Andrew Cuomo executes a skillful course-correction on taxes, if not an 'absolutely transparent' one
Andrew Cuomo wanted to get a deal done, and he did. It will most likely serve him very well, politically: By shifting some of the state tax burden from the middle class to top earners, the governor put himself back on the right side of public opinion, as measured by his own public-opinion guru, Andrew Zambelli.
And notwithstanding the editorial-and-opinion operation of the Post, whose campaign to embarrass Cuomo into upholding his millionaire's-tax promise now pretty much obliges them to follow through today by highlighting his reversal, the governor did an effective job of preempting criticism on anti-tax grounds. As the Post's Fred Dicker put it today, "Cuomo’s plan appeared to be going over well, with endorsements from the New York City Partnership, the Business Council, the New York Farm Bureau, and Unshackle Upstate, normally anti-tax business groups, while other anti-tax organizations remained conspicuously quiet."
What Cuomo didn't want was a prolonged public debate about the state's tax code. That would have invited trouble for Sheldon Silver and Dean Skelos, who would have had to entertain extensive feedback from their members before signing off on the whole thing. It also would have exposed him up to sustained public lobbying not only from the anti-tax right but from some unions and liberal officials, who would have wanted his tax overhaul to do more to make up for the revenue lost by the expiration of the existing "millionaire's tax" surcharge at the end of the year.
He needed the debate to be over before it started, in other words.

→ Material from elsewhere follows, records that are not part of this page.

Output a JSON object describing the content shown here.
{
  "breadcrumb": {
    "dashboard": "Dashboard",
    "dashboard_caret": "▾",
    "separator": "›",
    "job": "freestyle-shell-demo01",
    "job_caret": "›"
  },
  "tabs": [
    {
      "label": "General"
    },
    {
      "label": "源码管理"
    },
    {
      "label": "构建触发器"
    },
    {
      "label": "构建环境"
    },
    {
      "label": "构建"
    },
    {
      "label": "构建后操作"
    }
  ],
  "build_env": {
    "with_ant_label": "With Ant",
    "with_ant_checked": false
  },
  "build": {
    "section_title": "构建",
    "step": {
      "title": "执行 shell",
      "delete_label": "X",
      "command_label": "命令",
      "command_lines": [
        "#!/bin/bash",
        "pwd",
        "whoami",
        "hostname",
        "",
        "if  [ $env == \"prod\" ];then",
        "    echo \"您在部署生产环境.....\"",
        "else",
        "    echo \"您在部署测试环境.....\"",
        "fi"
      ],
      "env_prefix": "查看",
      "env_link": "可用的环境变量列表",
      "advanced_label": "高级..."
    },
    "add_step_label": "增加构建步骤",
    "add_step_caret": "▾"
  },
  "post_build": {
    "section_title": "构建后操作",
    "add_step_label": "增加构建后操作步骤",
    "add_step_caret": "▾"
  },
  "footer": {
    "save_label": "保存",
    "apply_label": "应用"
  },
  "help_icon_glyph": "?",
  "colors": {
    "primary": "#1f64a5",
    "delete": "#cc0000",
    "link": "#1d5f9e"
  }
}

He got his wish.
"[E]ven by Albany standards," wrote Jimmy Vielkind of the Times Union, "there has been essentially no debate or input" on Cuomo's deal, which is expected to be approved shortly by the full legislature.
Common Cause, the New York Public Interest Research Group (whose former head was attacked by a Cuomo spokesman last year) and the state's League of Women Voters all complained about how secretively Cuomo went about forming his deal with the legislative leaders.
His methodology here certainly ran counter to his efforts to cast himself as a transparency pioneer, as when he proactively released a version of his daily schedule.
Lt. Governor Robert Duffy once said about him: "We have a governor who is absolutely transparent in everything that he does."
Clearly, not everything.
Governor Andrew Cuomo's office is declining to respond to a reporter's questions about "why on earth ... the process of creating an ethics watchdog [has] been cloaked in secrecy." [David King]
The whole deal was hatched in secret. [Jimmy Vielkind]
Cuomo polled public reaction to a prospective tax hike ahead of time. [Jacob Gershman]
Cuomo's emphasis on action over ideology helps position him for a presidential run. [Jimmy Vielkind]
Cuomo had to make a deal to allow Republican state senators to make the case that they had stuck by their promise to oppose higher taxes. [Fred Dicker]
Cuomo is trying to "spin" the deal as a tax cut for everyone because it was reached before the current, and temporary, surcharge on high-income earners expired. [Erik Kriss]
A conservative editorial page that was friendly to Cuomo when he opposed the millionaire's tax says he doesn't have the "courage" to control state spending. [New York Post]
"[P]erhaps this is Mr. Cuomo's first left turn in his campaign for the Democratic Party's 2016 nomination." [Wall Street Journal]
Republican state senator Marty Golden and Democratic assemblyman Peter Abbate held fund-raisers in Puerto Rico, where union officials are on a junket. [Carl Campanile and Dan Mangan]
The Bloomberg administration is hiding cost overruns at Hudson Yards. [Juan Gonzalez]
The company responsible for the scandal-ridden CityTime project may repay more money than the city initially asked for. [Josh Margolin]
Jurors in Councilman Larry Seabrook's trial met for six hours and didn't reach a verdict. [Robert Gearty]
Comments by Seabrook's lawyer were criticized for possibly interfering with the juror's deliberations. [Benjamin Weiser]
Police Commissioner Ray Kelly declined interview requests by reporters wanting his response to racist comments posted online, allegedly, by city cops. [William Glaberson and Al Baker]
The school bus driver's union says there are no plans to strike, but say Bloomberg's plan could jeopardize the safety of students. [Erin Evans]
A writer questions whether the union may hold off striking until after the holidays, in order to collect "Christmas bonus pay." [Jill Colvin]
"Some of the challenges in Somalia were the same as they are at the Transportation Department, he said." [John Leland]
The Staten Island borough president "has instructed his staff to add a "Buy American" message to all constituent correspondence." [Eddie DAnna]